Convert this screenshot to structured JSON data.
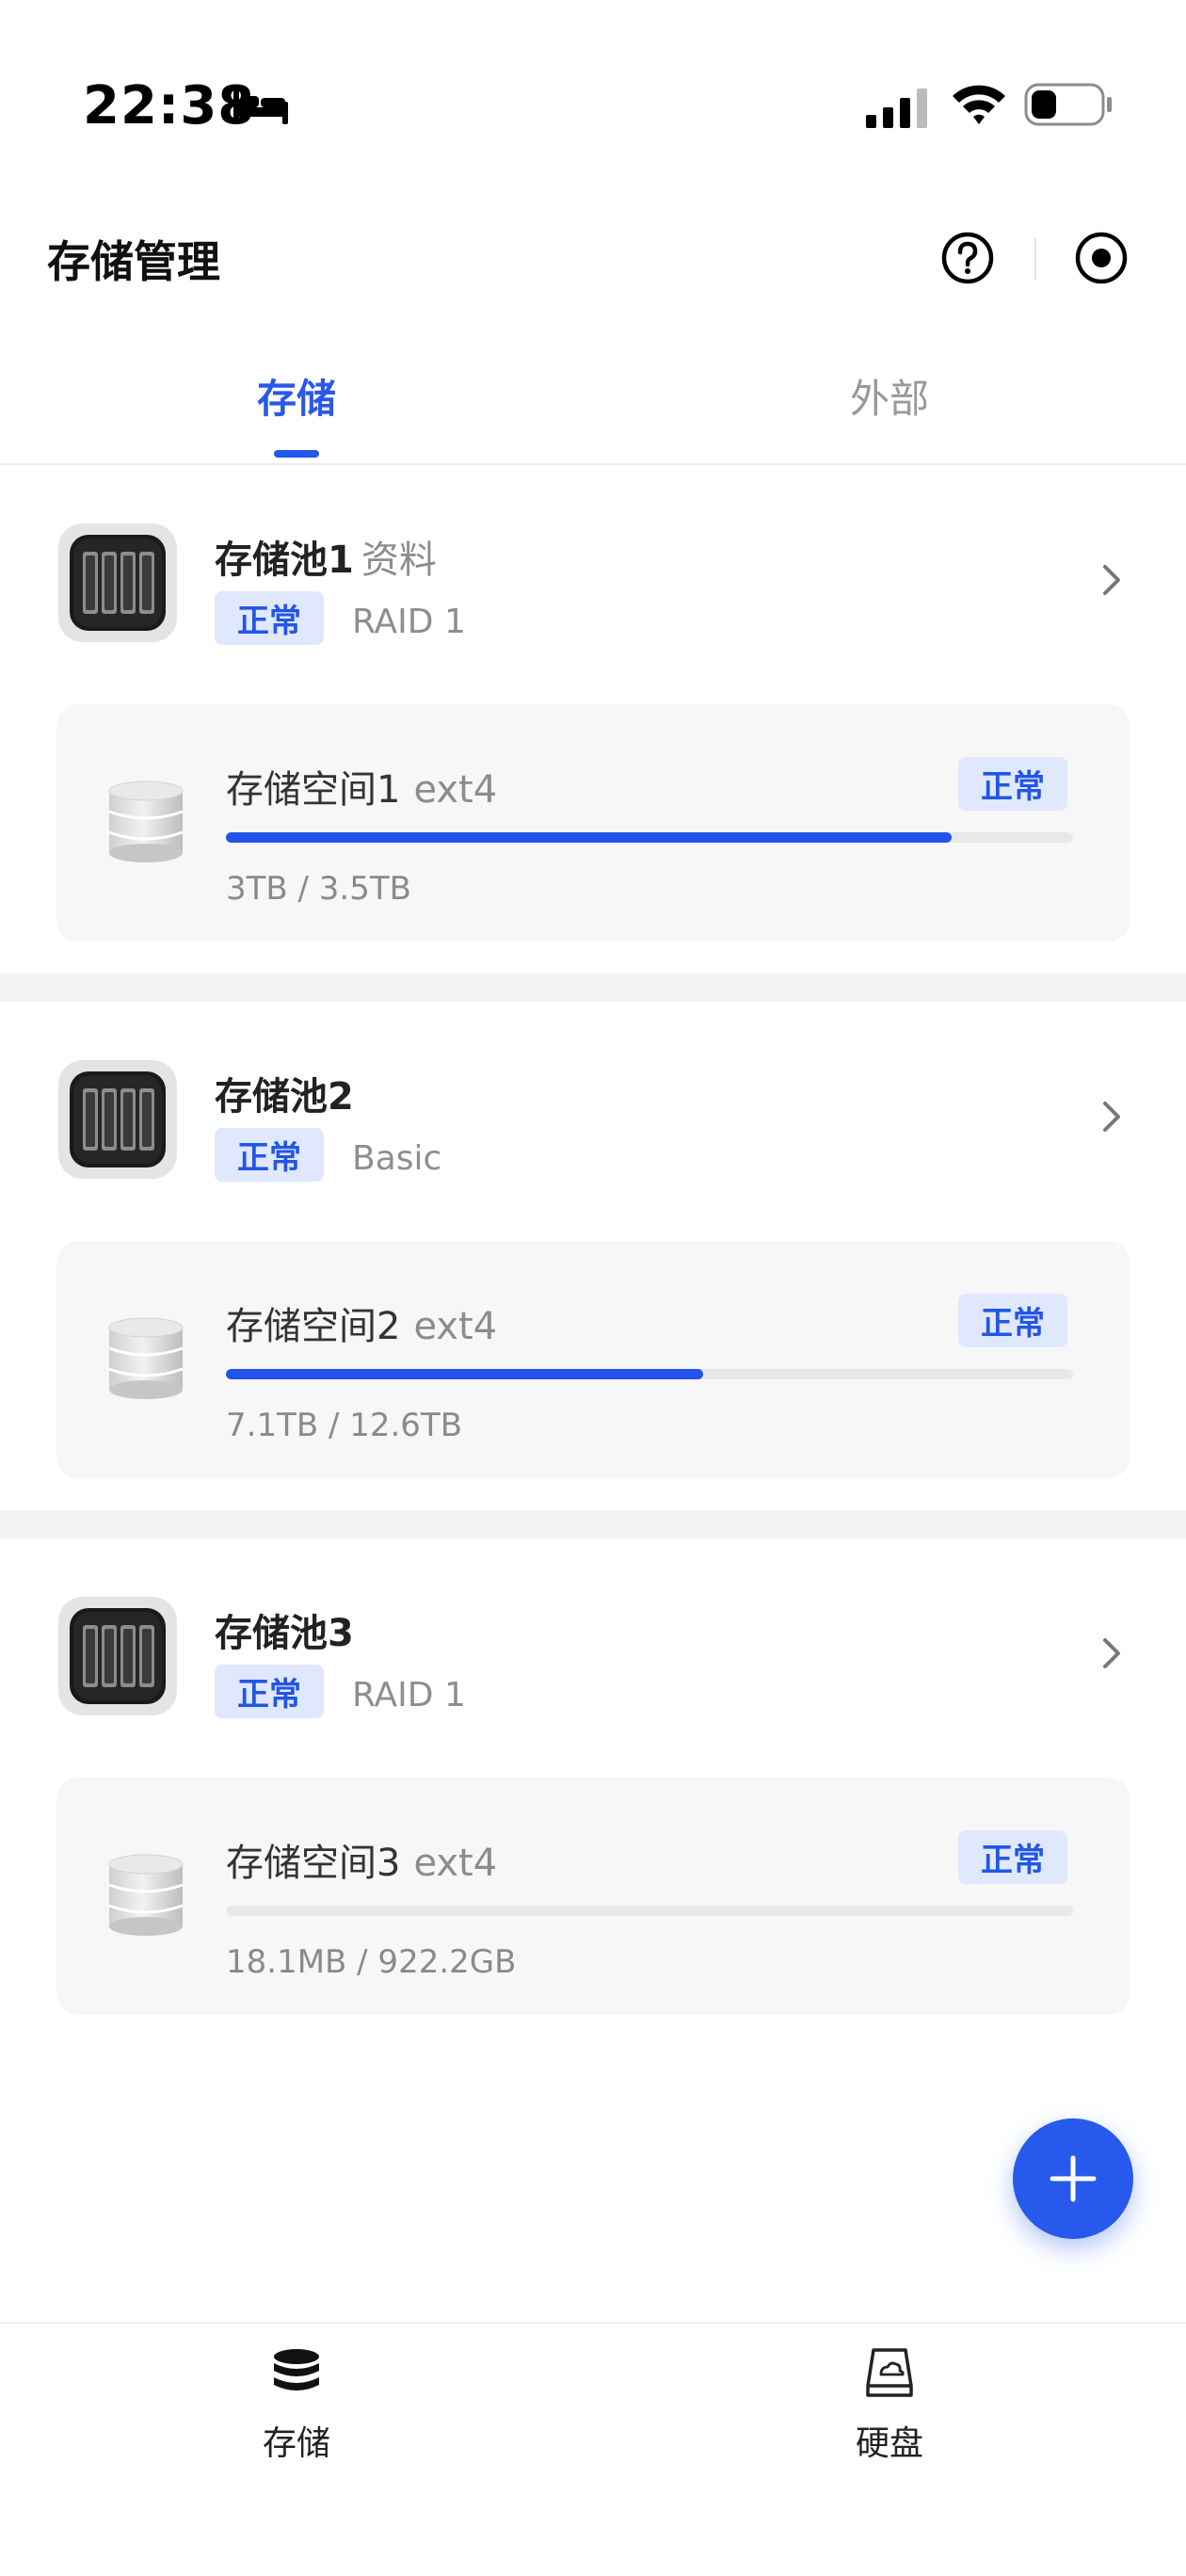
{
  "status_bar": {
    "time": "22:38",
    "icons": [
      "bed-icon",
      "signal-icon",
      "wifi-icon",
      "battery-icon"
    ]
  },
  "header": {
    "title": "存储管理",
    "help_icon": "question-circle-icon",
    "record_icon": "record-circle-icon"
  },
  "tabs": [
    {
      "label": "存储",
      "active": true
    },
    {
      "label": "外部",
      "active": false
    }
  ],
  "pools": [
    {
      "name": "存储池1",
      "description": "资料",
      "status": "正常",
      "raid": "RAID 1",
      "volume": {
        "name": "存储空间1",
        "fs": "ext4",
        "status": "正常",
        "used_fraction": 0.857,
        "usage": "3TB / 3.5TB"
      }
    },
    {
      "name": "存储池2",
      "description": "",
      "status": "正常",
      "raid": "Basic",
      "volume": {
        "name": "存储空间2",
        "fs": "ext4",
        "status": "正常",
        "used_fraction": 0.563,
        "usage": "7.1TB / 12.6TB"
      }
    },
    {
      "name": "存储池3",
      "description": "",
      "status": "正常",
      "raid": "RAID 1",
      "volume": {
        "name": "存储空间3",
        "fs": "ext4",
        "status": "正常",
        "used_fraction": 0.0,
        "usage": "18.1MB / 922.2GB"
      }
    }
  ],
  "fab": {
    "icon": "plus-icon"
  },
  "bottom_nav": [
    {
      "label": "存储",
      "icon": "database-icon",
      "active": true
    },
    {
      "label": "硬盘",
      "icon": "hard-disk-icon",
      "active": false
    }
  ],
  "colors": {
    "accent": "#2357ea",
    "badge_bg": "#dfe8fd",
    "card_bg": "#f7f7f7",
    "separator": "#f3f3f3"
  }
}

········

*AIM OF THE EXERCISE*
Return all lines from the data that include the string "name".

*FINISHED EXERCISE*
      "name": "存储池1",
        "name": "存储空间1",
      "name": "存储池2",
        "name": "存储空间2",
      "name": "存储池3",
        "name": "存储空间3",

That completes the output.